| What to produce |
An exact copy of all the lines below is required, with every image left out.
----- Dataset records
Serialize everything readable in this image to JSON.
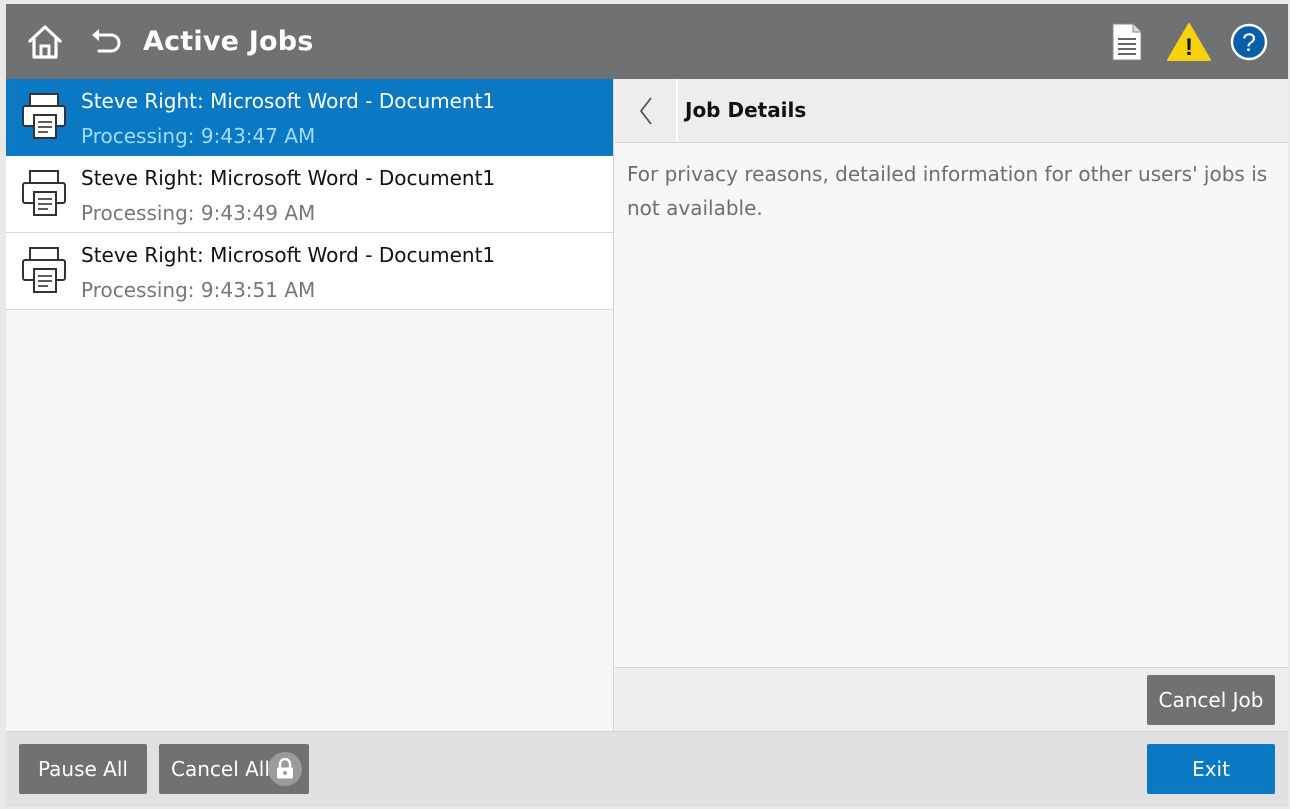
{
  "header": {
    "title": "Active Jobs",
    "icons": [
      "home-icon",
      "back-icon",
      "job-log-icon",
      "warning-icon",
      "help-icon"
    ],
    "warning_symbol": "!",
    "help_symbol": "?"
  },
  "jobs": [
    {
      "name": "Steve Right: Microsoft Word - Document1",
      "status": "Processing: 9:43:47 AM",
      "selected": true
    },
    {
      "name": "Steve Right: Microsoft Word - Document1",
      "status": "Processing: 9:43:49 AM",
      "selected": false
    },
    {
      "name": "Steve Right: Microsoft Word - Document1",
      "status": "Processing: 9:43:51 AM",
      "selected": false
    }
  ],
  "details": {
    "title": "Job Details",
    "message": "For privacy reasons, detailed information for other users' jobs is not available.",
    "cancel_job_label": "Cancel Job"
  },
  "bottom": {
    "pause_all_label": "Pause All",
    "cancel_all_label": "Cancel All",
    "exit_label": "Exit"
  },
  "colors": {
    "header": "#707173",
    "selected": "#0a78c2",
    "selected_status": "#9fdcff",
    "button": "#707173",
    "primary_button": "#0a78c2",
    "warning": "#f5d20b"
  }
}
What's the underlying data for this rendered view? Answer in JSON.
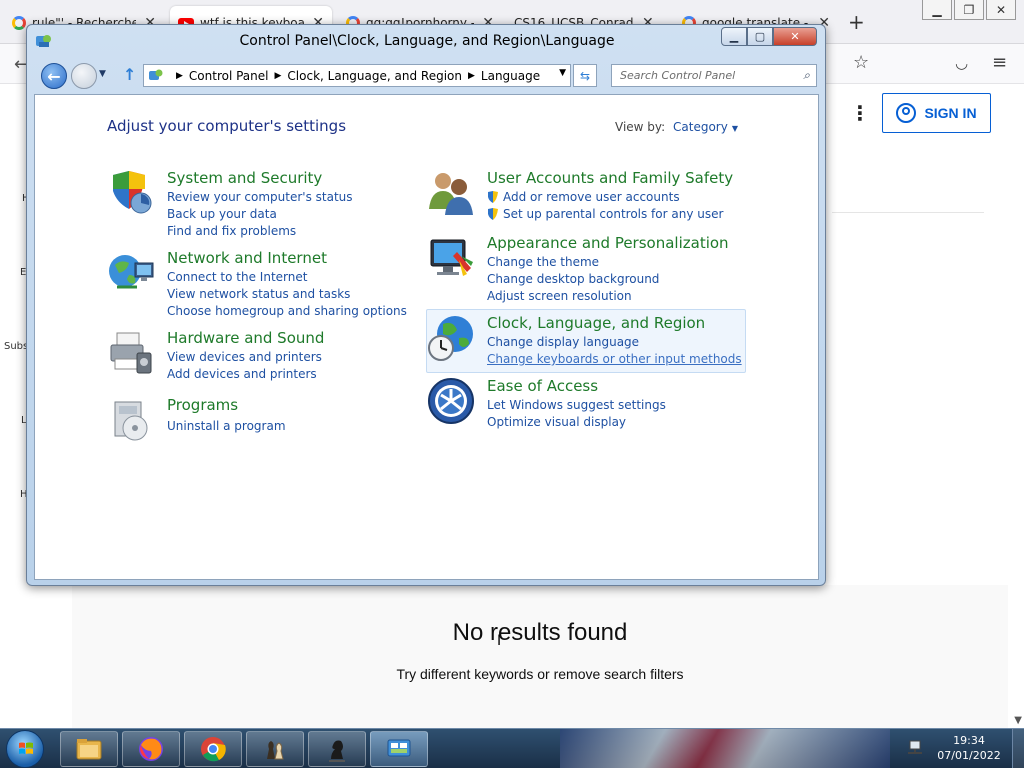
{
  "browser": {
    "tabs": [
      {
        "label": "rule\"' - Recherche Go",
        "icon": "google-icon"
      },
      {
        "label": "wtf is this keyboard L",
        "icon": "youtube-icon"
      },
      {
        "label": "gg:gg!pornhorny - R",
        "icon": "google-icon"
      },
      {
        "label": "CS16_UCSB_Conrad",
        "icon": "none"
      },
      {
        "label": "google translate - R",
        "icon": "google-icon"
      }
    ],
    "new_tab": "+",
    "sign_in": "SIGN IN",
    "left_letters": [
      "H",
      "E",
      "Subs",
      "L",
      "H"
    ],
    "no_results": "No results found",
    "no_results_hint": "Try different keywords or remove search filters"
  },
  "control_panel": {
    "title": "Control Panel\\Clock, Language, and Region\\Language",
    "breadcrumb": [
      "Control Panel",
      "Clock, Language, and Region",
      "Language"
    ],
    "search_placeholder": "Search Control Panel",
    "heading": "Adjust your computer's settings",
    "view_by_label": "View by:",
    "view_by_value": "Category",
    "categories": [
      {
        "title": "System and Security",
        "links": [
          "Review your computer's status",
          "Back up your data",
          "Find and fix problems"
        ]
      },
      {
        "title": "Network and Internet",
        "links": [
          "Connect to the Internet",
          "View network status and tasks",
          "Choose homegroup and sharing options"
        ]
      },
      {
        "title": "Hardware and Sound",
        "links": [
          "View devices and printers",
          "Add devices and printers"
        ]
      },
      {
        "title": "Programs",
        "links": [
          "Uninstall a program"
        ]
      },
      {
        "title": "User Accounts and Family Safety",
        "links": [
          "Add or remove user accounts",
          "Set up parental controls for any user"
        ]
      },
      {
        "title": "Appearance and Personalization",
        "links": [
          "Change the theme",
          "Change desktop background",
          "Adjust screen resolution"
        ]
      },
      {
        "title": "Clock, Language, and Region",
        "links": [
          "Change display language",
          "Change keyboards or other input methods"
        ]
      },
      {
        "title": "Ease of Access",
        "links": [
          "Let Windows suggest settings",
          "Optimize visual display"
        ]
      }
    ]
  },
  "taskbar": {
    "time": "19:34",
    "date": "07/01/2022",
    "apps": [
      "explorer",
      "firefox",
      "chrome",
      "chess-app",
      "chess-knight-app",
      "control-panel"
    ]
  },
  "colors": {
    "category_title": "#1e7a2a",
    "link": "#1e50a2",
    "heading": "#1e3287",
    "sign_in": "#065fd4"
  }
}
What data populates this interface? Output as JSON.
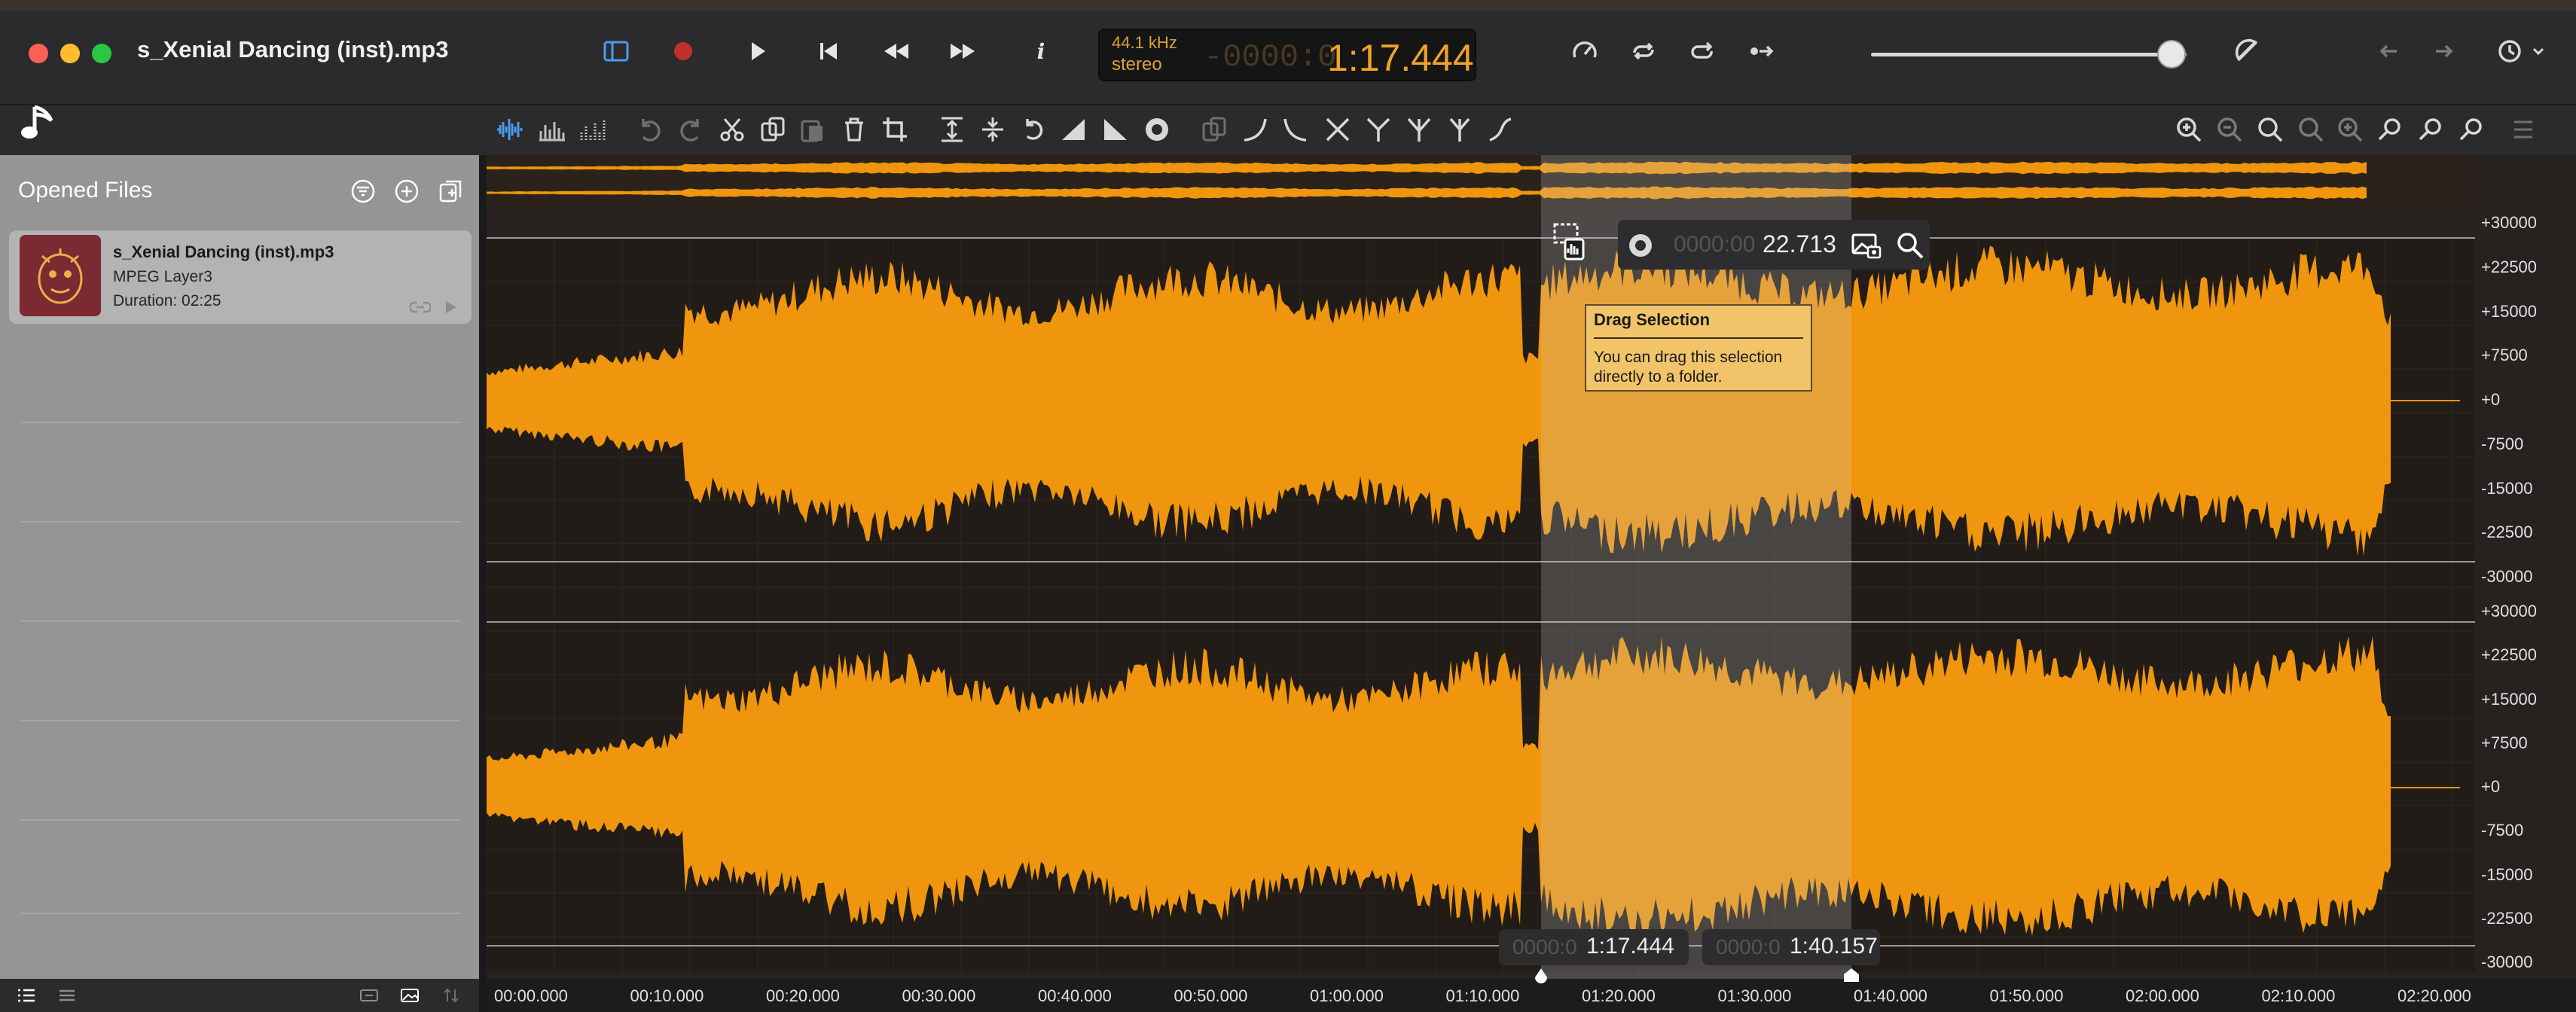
{
  "window": {
    "file_title": "s_Xenial Dancing (inst).mp3"
  },
  "transport": {
    "sample_rate": "44.1 kHz",
    "channels": "stereo",
    "time_dim": "-0000:0",
    "time_value": "1:17.444",
    "volume_level": 0.95
  },
  "sidebar": {
    "title": "Opened Files",
    "file": {
      "name": "s_Xenial Dancing (inst).mp3",
      "format": "MPEG Layer3",
      "duration": "Duration: 02:25"
    }
  },
  "selection": {
    "duration_dim": "0000:00",
    "duration": "22.713",
    "start_dim": "0000:0",
    "start": "1:17.444",
    "end_dim": "0000:0",
    "end": "1:40.157"
  },
  "tooltip": {
    "title": "Drag Selection",
    "body": "You can drag this selection directly to a folder."
  },
  "y_scale": {
    "top_channel": [
      "+30000",
      "+22500",
      "+15000",
      "+7500",
      "+0",
      "-7500",
      "-15000",
      "-22500",
      "-30000"
    ],
    "bottom_channel": [
      "+30000",
      "+22500",
      "+15000",
      "+7500",
      "+0",
      "-7500",
      "-15000",
      "-22500",
      "-30000"
    ]
  },
  "time_ruler": [
    "00:00.000",
    "00:10.000",
    "00:20.000",
    "00:30.000",
    "00:40.000",
    "00:50.000",
    "01:00.000",
    "01:10.000",
    "01:20.000",
    "01:30.000",
    "01:40.000",
    "01:50.000",
    "02:00.000",
    "02:10.000",
    "02:20.000"
  ],
  "colors": {
    "waveform": "#f0960e",
    "accent_time": "#f0a326",
    "record": "#c0302b"
  }
}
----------
| Your response |
Serialize everything readable in this image to JSON.
{
  "header": {
    "title": "Active Jobs",
    "icons": [
      "home-icon",
      "back-icon",
      "job-log-icon",
      "warning-icon",
      "help-icon"
    ],
    "warning_symbol": "!",
    "help_symbol": "?"
  },
  "jobs": [
    {
      "name": "Steve Right: Microsoft Word - Document1",
      "status": "Processing: 9:43:47 AM",
      "selected": true
    },
    {
      "name": "Steve Right: Microsoft Word - Document1",
      "status": "Processing: 9:43:49 AM",
      "selected": false
    },
    {
      "name": "Steve Right: Microsoft Word - Document1",
      "status": "Processing: 9:43:51 AM",
      "selected": false
    }
  ],
  "details": {
    "title": "Job Details",
    "message": "For privacy reasons, detailed information for other users' jobs is not available.",
    "cancel_job_label": "Cancel Job"
  },
  "bottom": {
    "pause_all_label": "Pause All",
    "cancel_all_label": "Cancel All",
    "exit_label": "Exit"
  },
  "colors": {
    "header": "#707173",
    "selected": "#0a78c2",
    "selected_status": "#9fdcff",
    "button": "#707173",
    "primary_button": "#0a78c2",
    "warning": "#f5d20b"
  }
}
What's the underlying data for this rendered view? Answer in JSON.
{
  "browser": {
    "tabs": [
      {
        "label": "rule\"' - Recherche Go",
        "icon": "google-icon"
      },
      {
        "label": "wtf is this keyboard L",
        "icon": "youtube-icon"
      },
      {
        "label": "gg:gg!pornhorny - R",
        "icon": "google-icon"
      },
      {
        "label": "CS16_UCSB_Conrad",
        "icon": "none"
      },
      {
        "label": "google translate - R",
        "icon": "google-icon"
      }
    ],
    "new_tab": "+",
    "sign_in": "SIGN IN",
    "left_letters": [
      "H",
      "E",
      "Subs",
      "L",
      "H"
    ],
    "no_results": "No results found",
    "no_results_hint": "Try different keywords or remove search filters"
  },
  "control_panel": {
    "title": "Control Panel\\Clock, Language, and Region\\Language",
    "breadcrumb": [
      "Control Panel",
      "Clock, Language, and Region",
      "Language"
    ],
    "search_placeholder": "Search Control Panel",
    "heading": "Adjust your computer's settings",
    "view_by_label": "View by:",
    "view_by_value": "Category",
    "categories": [
      {
        "title": "System and Security",
        "links": [
          "Review your computer's status",
          "Back up your data",
          "Find and fix problems"
        ]
      },
      {
        "title": "Network and Internet",
        "links": [
          "Connect to the Internet",
          "View network status and tasks",
          "Choose homegroup and sharing options"
        ]
      },
      {
        "title": "Hardware and Sound",
        "links": [
          "View devices and printers",
          "Add devices and printers"
        ]
      },
      {
        "title": "Programs",
        "links": [
          "Uninstall a program"
        ]
      },
      {
        "title": "User Accounts and Family Safety",
        "links": [
          "Add or remove user accounts",
          "Set up parental controls for any user"
        ]
      },
      {
        "title": "Appearance and Personalization",
        "links": [
          "Change the theme",
          "Change desktop background",
          "Adjust screen resolution"
        ]
      },
      {
        "title": "Clock, Language, and Region",
        "links": [
          "Change display language",
          "Change keyboards or other input methods"
        ]
      },
      {
        "title": "Ease of Access",
        "links": [
          "Let Windows suggest settings",
          "Optimize visual display"
        ]
      }
    ]
  },
  "taskbar": {
    "time": "19:34",
    "date": "07/01/2022",
    "apps": [
      "explorer",
      "firefox",
      "chrome",
      "chess-app",
      "chess-knight-app",
      "control-panel"
    ]
  },
  "colors": {
    "category_title": "#1e7a2a",
    "link": "#1e50a2",
    "heading": "#1e3287",
    "sign_in": "#065fd4"
  }
}
What data populates this interface? Output as JSON.
{
  "window": {
    "file_title": "s_Xenial Dancing (inst).mp3"
  },
  "transport": {
    "sample_rate": "44.1 kHz",
    "channels": "stereo",
    "time_dim": "-0000:0",
    "time_value": "1:17.444",
    "volume_level": 0.95
  },
  "sidebar": {
    "title": "Opened Files",
    "file": {
      "name": "s_Xenial Dancing (inst).mp3",
      "format": "MPEG Layer3",
      "duration": "Duration: 02:25"
    }
  },
  "selection": {
    "duration_dim": "0000:00",
    "duration": "22.713",
    "start_dim": "0000:0",
    "start": "1:17.444",
    "end_dim": "0000:0",
    "end": "1:40.157"
  },
  "tooltip": {
    "title": "Drag Selection",
    "body": "You can drag this selection directly to a folder."
  },
  "y_scale": {
    "top_channel": [
      "+30000",
      "+22500",
      "+15000",
      "+7500",
      "+0",
      "-7500",
      "-15000",
      "-22500",
      "-30000"
    ],
    "bottom_channel": [
      "+30000",
      "+22500",
      "+15000",
      "+7500",
      "+0",
      "-7500",
      "-15000",
      "-22500",
      "-30000"
    ]
  },
  "time_ruler": [
    "00:00.000",
    "00:10.000",
    "00:20.000",
    "00:30.000",
    "00:40.000",
    "00:50.000",
    "01:00.000",
    "01:10.000",
    "01:20.000",
    "01:30.000",
    "01:40.000",
    "01:50.000",
    "02:00.000",
    "02:10.000",
    "02:20.000"
  ],
  "colors": {
    "waveform": "#f0960e",
    "accent_time": "#f0a326",
    "record": "#c0302b"
  }
}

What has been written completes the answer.